I think of my father, and I have not a photo or anything left of his life. He was not a role model for a father in some ways, but he did take care of us to ensure we had a roof over our heads, food on the table, and clothing always. He once got me a Ford Taunus, and I drove it out to White Sands Proving Grounds with him, and it went on the fritz out there. I could only drive the whole way back in 1st gear, not being able to shift at all. It seemed that drive was forever, and I never wanted to drive that car again. Tomorrow is Father’s Day, and I wonder how I might have written his obituary while he was still alive.
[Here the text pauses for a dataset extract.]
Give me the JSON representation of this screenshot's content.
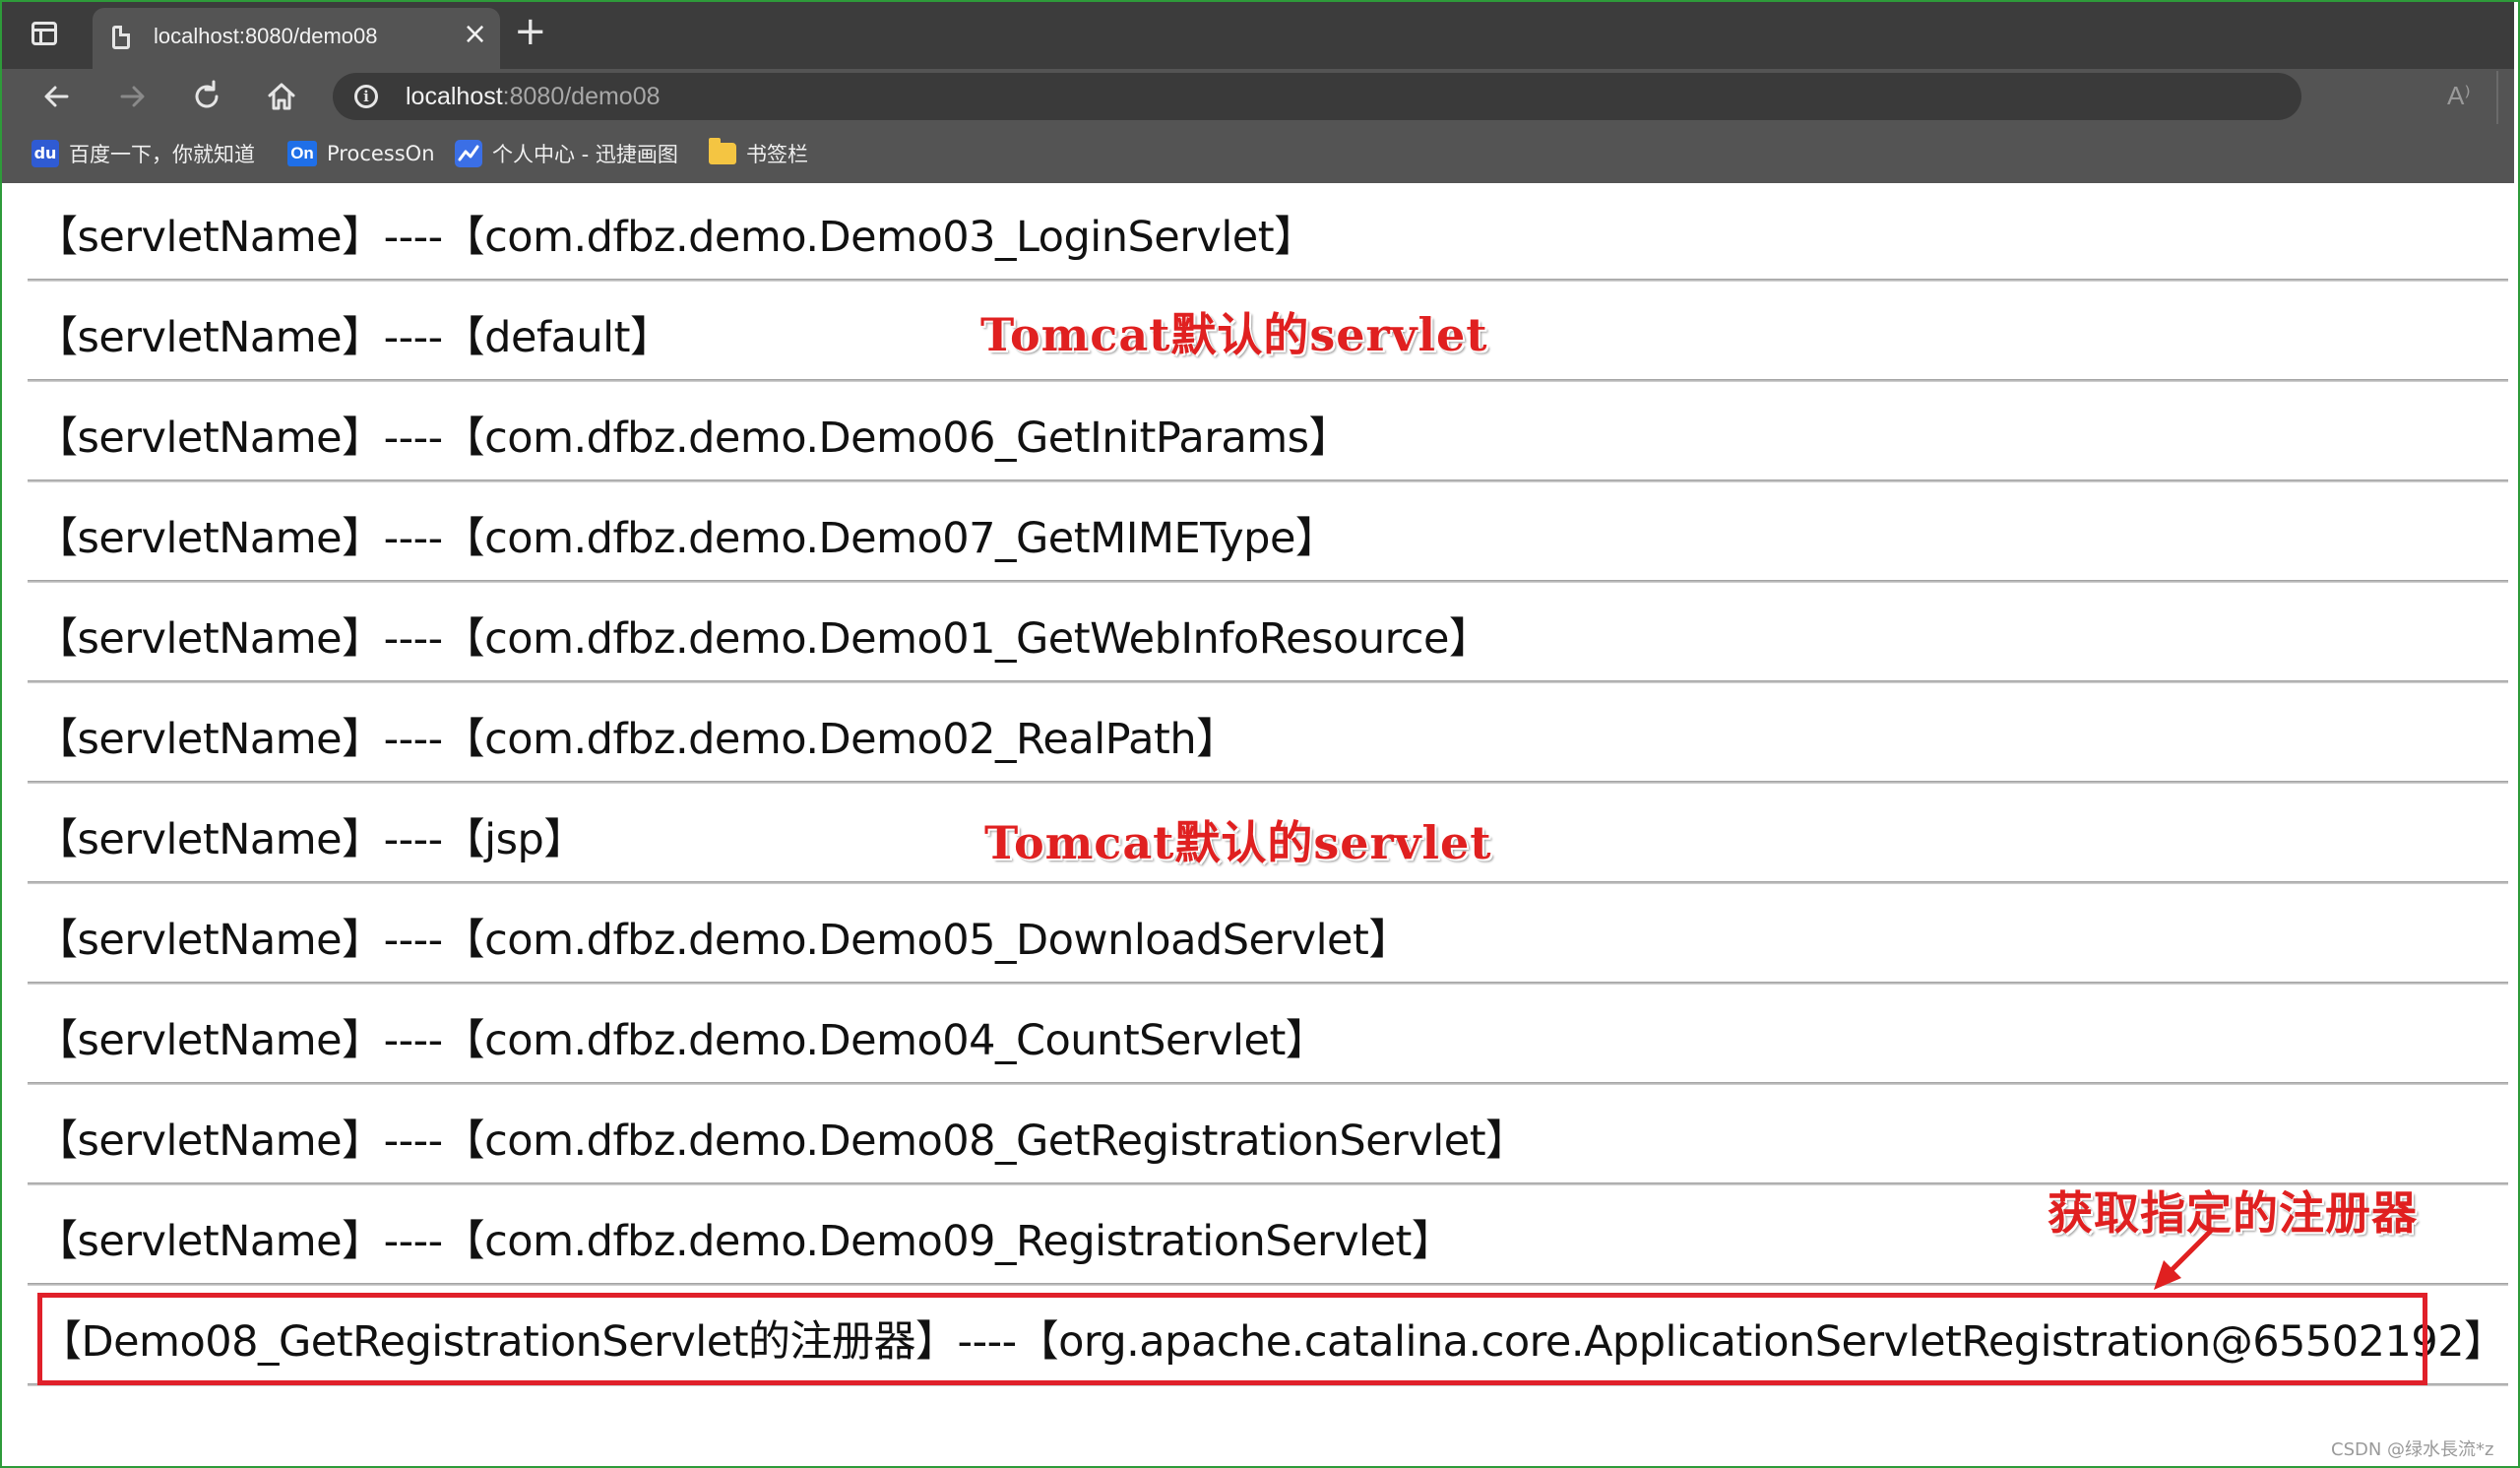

I think the same for all of my relatives who are gone now, and those I particularly loved, and I so wish now I had captured their lives for my own children and their children and grandchildren.
Perhaps this is a good way to spend a bit of Father’s Day. If you can’t capture the life of your own father, perhaps you can capture your own growth from being a child to growing up and then becoming a father. I know someone will be glad someday to read about who you were as a human being and the things and people that were important to you in this life.
This may end up being a series post because it involves the story of a life. It is my hope that this may serve to help anyone who is having difficulty coping with life. It is a true story. It is my story. And I am feel blessed to be able to share it.
I was inspired to write my story when I read a beautiful and touching post by a person whose blog I follow, http://www.3Bones.wordpress.com. Almost everyone in this life goes through some sort of tragedy or issues that can change a life forever. Challenges, no matter what the nature of them can be, are a blessing. The reason they are a blessing is that without them, we might never learn compassion for others, or how to help them when they need it most. We might never experience the beauty of life because life is full of valleys and mountains, sunshine and shadows and darkness. And we might never develop a sort of strength and true understanding of a journey. We might never develop faith in some form, from a belief in a God and a loyalty to that belief, or a sort of spirituality that we recognize in the things, people and places that surround us every day.
And lives – all lives – are sacred in this world. They are here by design – all of them. All forms, all shapes, all colors and names we have made to categorize each of them. They are needed to help the earth and the universe to survive. Even the smallest grain of sand is sacred. It has a special function though it may seem insignificant. Nothing is insignificant in this world.
I want to let you know that this story contains elements of life and death. It contains elements of goodness and love and kindness. And it also contains elements of evil and hatred and the horrible acts that human beings are capable of enacting upon selves and others. This is an opportunity for anyone reading it to perhaps change your thinking about human life on this plane.
The Tin Lady is not only an art doll that I created from found objects. If you look at her carefully, you will see that she is imperfect. Perhaps we can all be both imperfect and sacred a the same time. Most of my art falls into the Wabi Sabi category I have written about in the past; it is an appreciation of the imperfect, the impermanent, and the miracles that can be appreciated in the simplest of things. It serves to remind us that we are all here but a short time in the overall scheme of things, and that life is not a destination, but a journey every day that we live.
So with this brief introduction, the next part of the story will be told in a second post. I do not have a schedule for this. I will write more as I am able to continue. Thank you one and all very kindly for being here.